An Overview of Hip and Knee Osteoarthritis
For a multitude of factors, many people will develop osteoarthritis (OA) as they age, with the most significant risk factors being obesity, previous joint injuries, genetics, older age, and being of the female gender. In its simplest terms, OA results from wear and tear of the joints over time. Typically, it presents with joint stiffness and painful joints that are aggravated by prolonged standing or walking. It often develops in large weight-bearing joints like the hip and knee. If you have or suspect OA, it is important to see your family physician and physiotherapist ensure the best possible management of your condition.
What is PRP (Platelet-Rich Plasma)?
PRP is a type of injection that is directed specifically into the affected area, in this case, either your hip or knee joint. You may have heard of people going for prolotherapy or cortisone shots and PRP is a very similar procedure. With a PRP injection, first, you have your own blood drawn and specially prepared so that only the plasma (a part of your blood containing platelets) remains. This part of your blood contains a lot of growth factors, so essentially a concentrated amount of your body’s own healing-stimulating chemicals are injected into the damaged joint. The effect of the injection is to restart the inflammation process and facilitate healing. The injections are performed by a highly trained physician and should ideally be completed with ultrasound guidance.
How do I know if I should get a PRP injection?
PRP is not for everyone and there are many components your physiotherapist and family physician will consider before referring you for an injection. Before PRP is considered, you should complete at least three months of conservative care. Conservative care simply means doing the treatments that have been shown by the research to be effective for most people and that are the safest options. For hip and knee OA, this includes weight loss, pain medications, and lower body strengthening exercises. If after three months of conservative care, you are still experiencing significant pain and your day-to-day function is impaired, then your health care team will start to evaluate other options, including a referral for a PRP injection. Even with a PRP injection, it is still important to continue conservative care treatments as PRP is not a cure for hip and knee OA.
What does the research say about PRP injections and are they safe?
PRP is still quite a new area of research, meaning there is not enough evidence out there to make clear recommendations. However, the existing evidence appears supportive of PRP for decreasing pain and improving hip and knee function. There are particularly promising results for knee OA. Other considerations are that PRP is not covered by health insurance. As such, you are required to pay for the injection independently and one injection costs around $500. As for safety, adverse events do occur with PRP injections, the most common being increased pain during and for several days after the injection. Other more serious adverse events, such as infection, can occur but are very rare.
That’s a lot of information to consider! What are the key points?
- Before considering PRP, make sure you have completed at least three months of conservative treatment (lower body strengthening exercises, weight-loss, and low-grade pain medications) guided by your family physician and physiotherapist. This is the safest option and they are strongly supported by research.
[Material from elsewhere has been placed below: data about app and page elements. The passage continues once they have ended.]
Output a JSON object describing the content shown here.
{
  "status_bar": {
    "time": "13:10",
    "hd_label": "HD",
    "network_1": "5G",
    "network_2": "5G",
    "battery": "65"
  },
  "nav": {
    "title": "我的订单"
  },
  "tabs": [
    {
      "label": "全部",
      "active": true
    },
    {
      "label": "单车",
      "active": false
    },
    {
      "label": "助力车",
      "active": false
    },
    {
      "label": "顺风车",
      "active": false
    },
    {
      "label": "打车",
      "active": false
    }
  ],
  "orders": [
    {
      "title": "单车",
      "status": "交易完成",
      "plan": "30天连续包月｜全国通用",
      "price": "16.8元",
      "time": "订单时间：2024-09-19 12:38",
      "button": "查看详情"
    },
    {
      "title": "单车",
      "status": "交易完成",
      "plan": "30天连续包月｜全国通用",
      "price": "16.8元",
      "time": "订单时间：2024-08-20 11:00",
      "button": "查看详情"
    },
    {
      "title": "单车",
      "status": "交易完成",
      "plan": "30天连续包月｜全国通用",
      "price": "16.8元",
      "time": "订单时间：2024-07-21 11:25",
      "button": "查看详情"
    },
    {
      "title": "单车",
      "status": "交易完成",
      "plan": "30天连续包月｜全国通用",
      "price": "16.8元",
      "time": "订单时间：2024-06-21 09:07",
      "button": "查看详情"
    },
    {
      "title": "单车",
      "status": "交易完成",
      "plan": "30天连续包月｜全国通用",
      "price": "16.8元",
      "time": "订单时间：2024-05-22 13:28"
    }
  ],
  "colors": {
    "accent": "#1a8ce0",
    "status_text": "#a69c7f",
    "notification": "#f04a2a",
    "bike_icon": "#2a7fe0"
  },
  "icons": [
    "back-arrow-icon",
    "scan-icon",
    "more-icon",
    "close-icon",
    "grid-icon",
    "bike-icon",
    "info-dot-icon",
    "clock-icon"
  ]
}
- If your knee or hip OA is still significantly painful and is impacting your day-to-day activities, consider asking your family physician or physiotherapists about PRP.
- There are risks and benefits to all procedures so be sure you and your health care team discuss all the options before proceeding with a PRP injection.
- The research on PRP is limited; however, an increasing number of studies have shown positive effects for decreasing hip and knee pain as well as improving function and mobility.